Planned: What We Say We Will Do

These are deliberate and controlled actions, created and paid for by the Brand.

Generally, this is advertising: where the Brand sets expectations through traditional or digital advertising channels using purchased media. It is where the Brand establishes a voice and gets to say what it will deliver. How the Brand tells its story has a huge impact on consumer sentiment. The Brand’s voice becomes real through advertising: A Brand can be all the things humans are – funny, serious, relatable, authoritative, friendly, intimidating (or irritating).

Planned actions give the Brand a voice and it is how expectations are set. If the Brand overpromises, it will lead to disappointment later.

Brand Experience: Meeting Expectations

This is the consumer experience (CX – a hot topic these days). It is the total personal interaction with the Brand – the purchase process, product (expectations set by the Brand and the marketer) and the service experience.

This is where the Brand has the opportunity to prove itself. It often starts with the web site because that is often the first encounter with a Brand. Consumers want easy navigation and want to get their info or order quickly, and to have problems easily resolved whether on a mobile device or desktop. A poor checkout experience will taint the Brand.

Of course, the Branded product or service must deliver. And the retail experience – if applicable – has to deliver as well. CX is best tackled by creating a customer journey map to plot all potential interactions and adjust to exceed your audience’s expectations.

Social: What Consumers Say to One Another

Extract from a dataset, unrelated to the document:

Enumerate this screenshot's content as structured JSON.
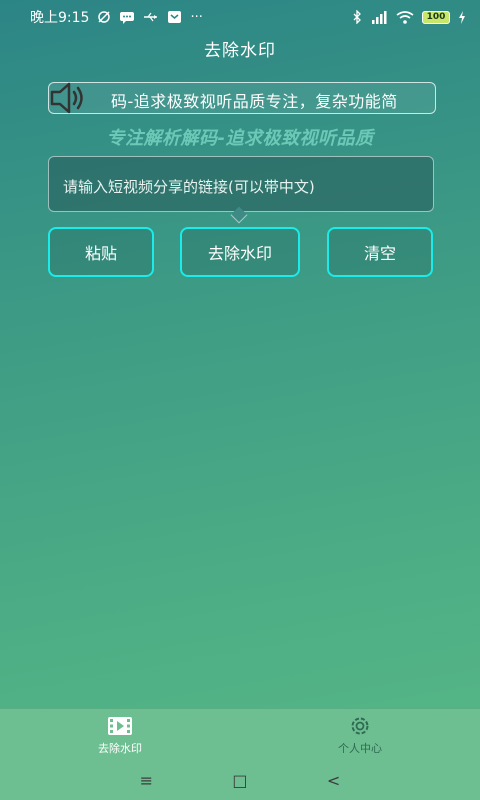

This is largely out of the Brand’s control. It is where consumers get to confirm – or not – what the Brand says and does. Social media plays an important role, but perhaps not as important as a conversation between friends, neighbors, and family members. The more trusted a source, the more likely it is to be believed. A Brand may get hundreds of upvotes and positive feedback on Yelp but if my buddy at work says, ‘don’t eat there’, I won’t.

Review sites, social media posts, forums and discussions all must be monitored and seriously paid attention to – many gems about the CX come to light via social media. Bad news travels faster and speaks louder than good news, which makes listening to social media using sentiment analysis and other less sophisticated tools (like a dedicated member of the marketing team) so essential.

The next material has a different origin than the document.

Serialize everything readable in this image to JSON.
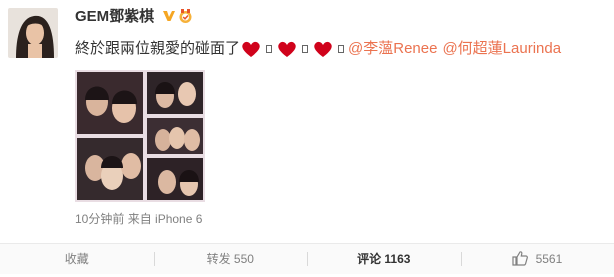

Books have been written about Brand building as well as entire agencies and consultancies devoted to it. It’s a passion of mine – and I am a regular lecturer on Branding in MBA programs. It’s a big topic and a critical one – much bigger than this post, so if you want to continue the dialog, drop me a line at bkessel@havitad.com.